:: Entries provided
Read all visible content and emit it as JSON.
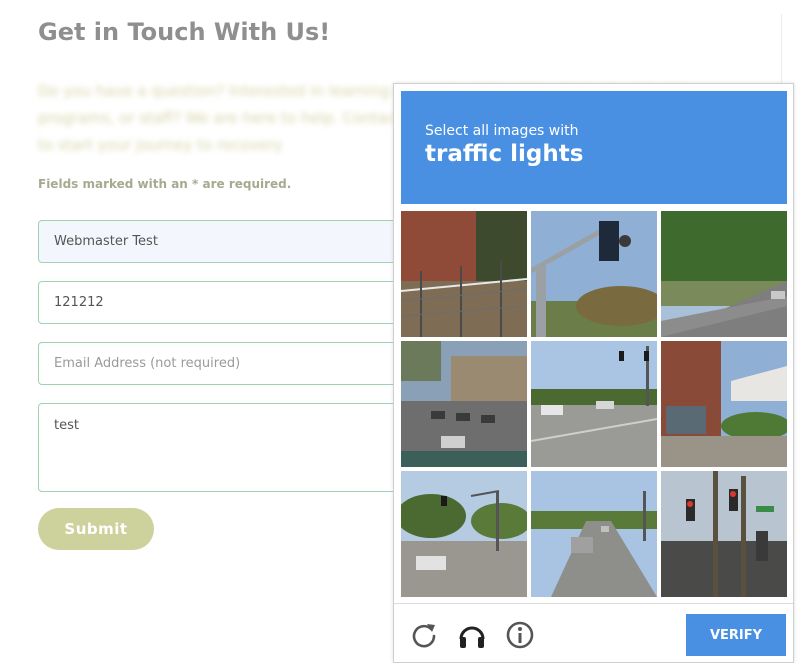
{
  "form": {
    "title": "Get in Touch With Us!",
    "intro_blurred": "Do you have a question? Interested in learning more about Hazelden Betty Ford facility, programs, or staff? We are here to help. Contact us today with all the information you need to start your journey to recovery",
    "required_note": "Fields marked with an * are required.",
    "name_value": "Webmaster Test",
    "phone_value": "121212",
    "email_placeholder": "Email Address (not required)",
    "message_value": "test",
    "submit_label": "Submit"
  },
  "captcha": {
    "instruction": "Select all images with",
    "target": "traffic lights",
    "tiles": [
      "tile-1",
      "tile-2",
      "tile-3",
      "tile-4",
      "tile-5",
      "tile-6",
      "tile-7",
      "tile-8",
      "tile-9"
    ],
    "controls": {
      "reload_icon": "reload-icon",
      "audio_icon": "headphones-icon",
      "info_icon": "info-icon"
    },
    "verify_label": "VERIFY",
    "accent_color": "#4a90e2"
  }
}
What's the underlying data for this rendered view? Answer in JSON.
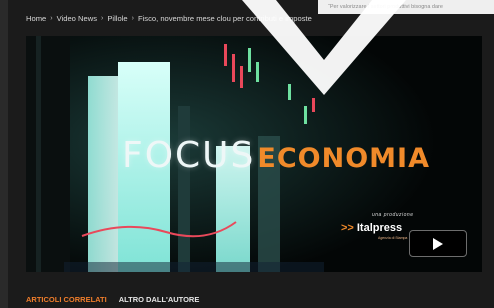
{
  "breadcrumb": {
    "items": [
      "Home",
      "Video News",
      "Pillole",
      "Fisco, novembre mese clou per contributi e imposte"
    ],
    "separator": "›"
  },
  "promo": {
    "text": "“Per valorizzare i settori produttivi bisogna dare"
  },
  "video": {
    "title_focus": "FOCUS",
    "title_economia": "ECONOMIA",
    "production_label": "una produzione",
    "brand_arrow": ">>",
    "brand_name": "Italpress",
    "brand_subtitle": "Agenzia di Stampa",
    "play_icon": "play-icon"
  },
  "tabs": {
    "related": "ARTICOLI CORRELATI",
    "author": "ALTRO DALL'AUTORE"
  },
  "colors": {
    "accent": "#f08a2a",
    "background": "#1b1b1b"
  }
}
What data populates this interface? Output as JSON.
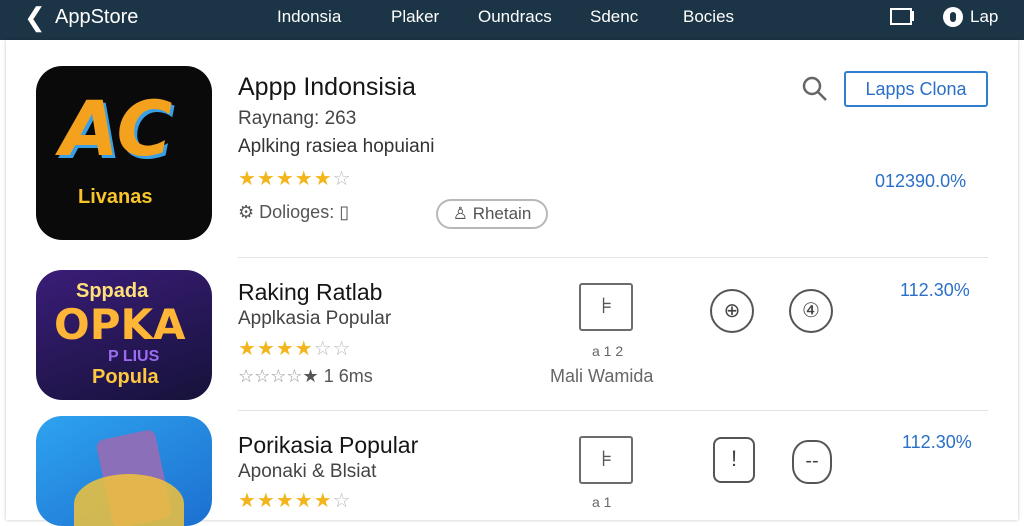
{
  "header": {
    "app_title": "AppStore",
    "nav": [
      "Indonsia",
      "Plaker",
      "Oundracs",
      "Sdenc",
      "Bocies"
    ],
    "right_label": "Lap"
  },
  "featured": {
    "title": "Appp Indonsisia",
    "rating_text": "Raynang: 263",
    "subtitle": "Aplking rasiea hopuiani",
    "stars": 4.5,
    "meta_label": "Dolioges:",
    "action_button": "Lapps Clona",
    "tag_button": "Rhetain",
    "percent": "012390.0%",
    "icon_text_big": "AC",
    "icon_text_small": "Livanas"
  },
  "list": [
    {
      "title": "Raking Ratlab",
      "subtitle": "Applkasia Popular",
      "stars": 4,
      "extra_text": "1 6ms",
      "mid_label_small": "a 1 2",
      "mid_label": "Mali Wamida",
      "percent": "112.30%",
      "icon_top": "Sppada",
      "icon_mid": "OPKA",
      "icon_line": "P LIUS",
      "icon_bottom": "Popula"
    },
    {
      "title": "Porikasia Popular",
      "subtitle": "Aponaki & Blsiat",
      "stars": 4.5,
      "extra_text": "",
      "mid_label_small": "a 1",
      "mid_label": "",
      "percent": "112.30%"
    }
  ],
  "colors": {
    "topbar": "#1b3547",
    "accent": "#2b6fc7",
    "star": "#f2b51c"
  }
}
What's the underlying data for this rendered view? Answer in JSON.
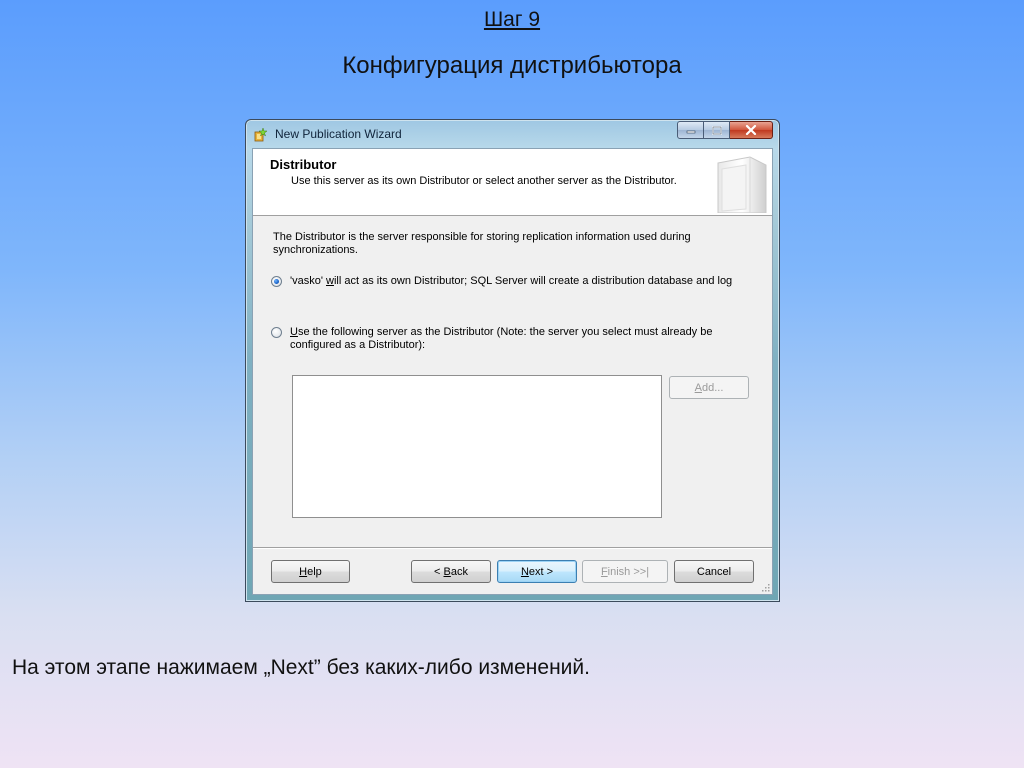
{
  "slide": {
    "step": "Шаг 9",
    "title": "Конфигурация дистрибьютора",
    "caption": "На этом этапе нажимаем „Next” без каких-либо изменений."
  },
  "window": {
    "title": "New Publication Wizard",
    "controls": {
      "minimize": "minimize",
      "maximize": "maximize",
      "close": "close"
    }
  },
  "header": {
    "title": "Distributor",
    "subtitle": "Use this server as its own Distributor or select another server as the Distributor."
  },
  "content": {
    "intro": "The Distributor is the server responsible for storing replication information used during synchronizations.",
    "option1": {
      "before": "'vasko' ",
      "mnemonic": "w",
      "after": "ill act as its own Distributor; SQL Server will create a distribution database and log",
      "selected": true
    },
    "option2": {
      "before": "",
      "mnemonic": "U",
      "after": "se the following server as the Distributor (Note: the server you select must already be configured as a Distributor):",
      "selected": false
    },
    "server_list": [],
    "add_button": {
      "mnemonic": "A",
      "rest": "dd...",
      "enabled": false
    }
  },
  "footer": {
    "help": {
      "mnemonic": "H",
      "rest": "elp"
    },
    "back": {
      "prefix": "< ",
      "mnemonic": "B",
      "rest": "ack"
    },
    "next": {
      "mnemonic": "N",
      "rest": "ext >"
    },
    "finish": {
      "mnemonic": "F",
      "rest": "inish >>|",
      "enabled": false
    },
    "cancel": {
      "label": "Cancel"
    }
  },
  "colors": {
    "accent": "#3c7fb1",
    "radio_selected": "#1a63c9",
    "close_button": "#c0391f"
  }
}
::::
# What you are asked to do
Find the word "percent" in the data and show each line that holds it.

# Result of the exercise
    "percent": "012390.0%",
      "percent": "112.30%",
      "percent": "112.30%"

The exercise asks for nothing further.